Some lines below may hold the string "icon". Count them and give only the total.

★ ★ ★ ★ ★ ★ ★

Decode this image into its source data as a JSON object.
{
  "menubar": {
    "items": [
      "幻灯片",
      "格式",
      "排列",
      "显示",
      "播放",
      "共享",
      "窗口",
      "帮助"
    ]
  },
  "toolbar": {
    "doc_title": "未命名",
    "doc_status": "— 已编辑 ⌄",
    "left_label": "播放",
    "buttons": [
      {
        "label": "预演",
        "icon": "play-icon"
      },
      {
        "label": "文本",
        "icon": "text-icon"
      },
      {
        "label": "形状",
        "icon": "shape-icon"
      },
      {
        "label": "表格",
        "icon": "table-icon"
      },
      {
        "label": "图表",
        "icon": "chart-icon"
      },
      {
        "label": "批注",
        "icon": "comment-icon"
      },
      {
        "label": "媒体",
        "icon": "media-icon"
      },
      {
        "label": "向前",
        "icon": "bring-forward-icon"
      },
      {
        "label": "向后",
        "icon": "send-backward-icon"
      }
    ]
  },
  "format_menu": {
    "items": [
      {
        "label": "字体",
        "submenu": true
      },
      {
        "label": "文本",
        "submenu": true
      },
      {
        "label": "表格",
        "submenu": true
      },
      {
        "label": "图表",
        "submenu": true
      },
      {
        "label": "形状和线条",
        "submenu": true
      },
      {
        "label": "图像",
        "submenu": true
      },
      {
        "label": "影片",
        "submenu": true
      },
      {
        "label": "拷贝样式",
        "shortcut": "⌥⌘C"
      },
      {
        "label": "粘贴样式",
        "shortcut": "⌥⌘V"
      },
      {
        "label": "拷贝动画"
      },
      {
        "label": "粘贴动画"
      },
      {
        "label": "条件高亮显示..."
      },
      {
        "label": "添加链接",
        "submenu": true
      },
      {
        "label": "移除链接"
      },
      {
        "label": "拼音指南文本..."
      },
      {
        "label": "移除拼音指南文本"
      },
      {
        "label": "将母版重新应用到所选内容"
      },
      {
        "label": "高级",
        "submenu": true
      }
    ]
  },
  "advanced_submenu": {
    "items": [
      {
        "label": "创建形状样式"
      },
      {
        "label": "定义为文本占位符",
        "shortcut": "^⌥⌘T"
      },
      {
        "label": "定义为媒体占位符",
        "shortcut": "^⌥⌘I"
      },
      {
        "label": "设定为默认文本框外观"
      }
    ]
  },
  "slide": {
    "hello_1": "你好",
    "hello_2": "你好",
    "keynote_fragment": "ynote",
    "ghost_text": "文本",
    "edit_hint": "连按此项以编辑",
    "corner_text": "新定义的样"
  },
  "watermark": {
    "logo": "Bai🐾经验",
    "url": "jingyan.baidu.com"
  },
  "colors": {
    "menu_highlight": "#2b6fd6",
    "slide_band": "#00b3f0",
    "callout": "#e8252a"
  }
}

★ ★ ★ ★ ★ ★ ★

◆ ANSWER BOX ◆
9